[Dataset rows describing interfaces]

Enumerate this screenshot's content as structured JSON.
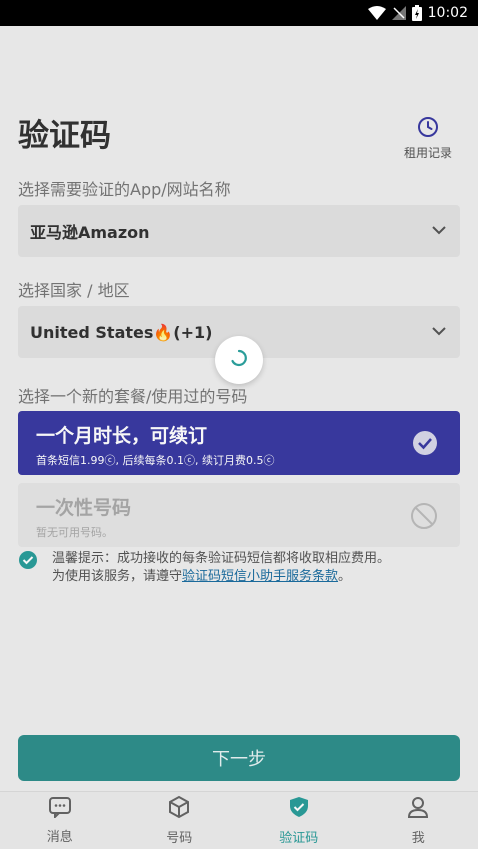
{
  "status_bar": {
    "time": "10:02"
  },
  "header": {
    "title": "验证码",
    "history_label": "租用记录"
  },
  "app_section": {
    "label": "选择需要验证的App/网站名称",
    "selected_value": "亚马逊Amazon"
  },
  "country_section": {
    "label": "选择国家 / 地区",
    "selected_value": "United States🔥(+1)"
  },
  "plan_section": {
    "label": "选择一个新的套餐/使用过的号码",
    "plans": [
      {
        "title": "一个月时长，可续订",
        "subtitle": "首条短信1.99ⓒ, 后续每条0.1ⓒ, 续订月费0.5ⓒ",
        "state": "selected"
      },
      {
        "title": "一次性号码",
        "subtitle": "暂无可用号码。",
        "state": "disabled"
      }
    ]
  },
  "notice": {
    "line1": "温馨提示：成功接收的每条验证码短信都将收取相应费用。",
    "line2_prefix": "为使用该服务，请遵守",
    "link_text": "验证码短信小助手服务条款",
    "line2_suffix": "。"
  },
  "next_button": {
    "label": "下一步"
  },
  "tabbar": {
    "tabs": [
      {
        "label": "消息",
        "icon": "message-icon"
      },
      {
        "label": "号码",
        "icon": "box-icon"
      },
      {
        "label": "验证码",
        "icon": "shield-check-icon",
        "active": true
      },
      {
        "label": "我",
        "icon": "user-icon"
      }
    ]
  },
  "colors": {
    "accent": "#2f8f8c",
    "selected_plan": "#3a3aa3",
    "link": "#1c6ea0"
  }
}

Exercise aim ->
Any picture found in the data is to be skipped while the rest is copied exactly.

Response to this exercise ->
Enumerate this screenshot's content as structured JSON.
{
  "status_bar": {
    "time": "10:02"
  },
  "header": {
    "title": "验证码",
    "history_label": "租用记录"
  },
  "app_section": {
    "label": "选择需要验证的App/网站名称",
    "selected_value": "亚马逊Amazon"
  },
  "country_section": {
    "label": "选择国家 / 地区",
    "selected_value": "United States🔥(+1)"
  },
  "plan_section": {
    "label": "选择一个新的套餐/使用过的号码",
    "plans": [
      {
        "title": "一个月时长，可续订",
        "subtitle": "首条短信1.99ⓒ, 后续每条0.1ⓒ, 续订月费0.5ⓒ",
        "state": "selected"
      },
      {
        "title": "一次性号码",
        "subtitle": "暂无可用号码。",
        "state": "disabled"
      }
    ]
  },
  "notice": {
    "line1": "温馨提示：成功接收的每条验证码短信都将收取相应费用。",
    "line2_prefix": "为使用该服务，请遵守",
    "link_text": "验证码短信小助手服务条款",
    "line2_suffix": "。"
  },
  "next_button": {
    "label": "下一步"
  },
  "tabbar": {
    "tabs": [
      {
        "label": "消息",
        "icon": "message-icon"
      },
      {
        "label": "号码",
        "icon": "box-icon"
      },
      {
        "label": "验证码",
        "icon": "shield-check-icon",
        "active": true
      },
      {
        "label": "我",
        "icon": "user-icon"
      }
    ]
  },
  "colors": {
    "accent": "#2f8f8c",
    "selected_plan": "#3a3aa3",
    "link": "#1c6ea0"
  }
}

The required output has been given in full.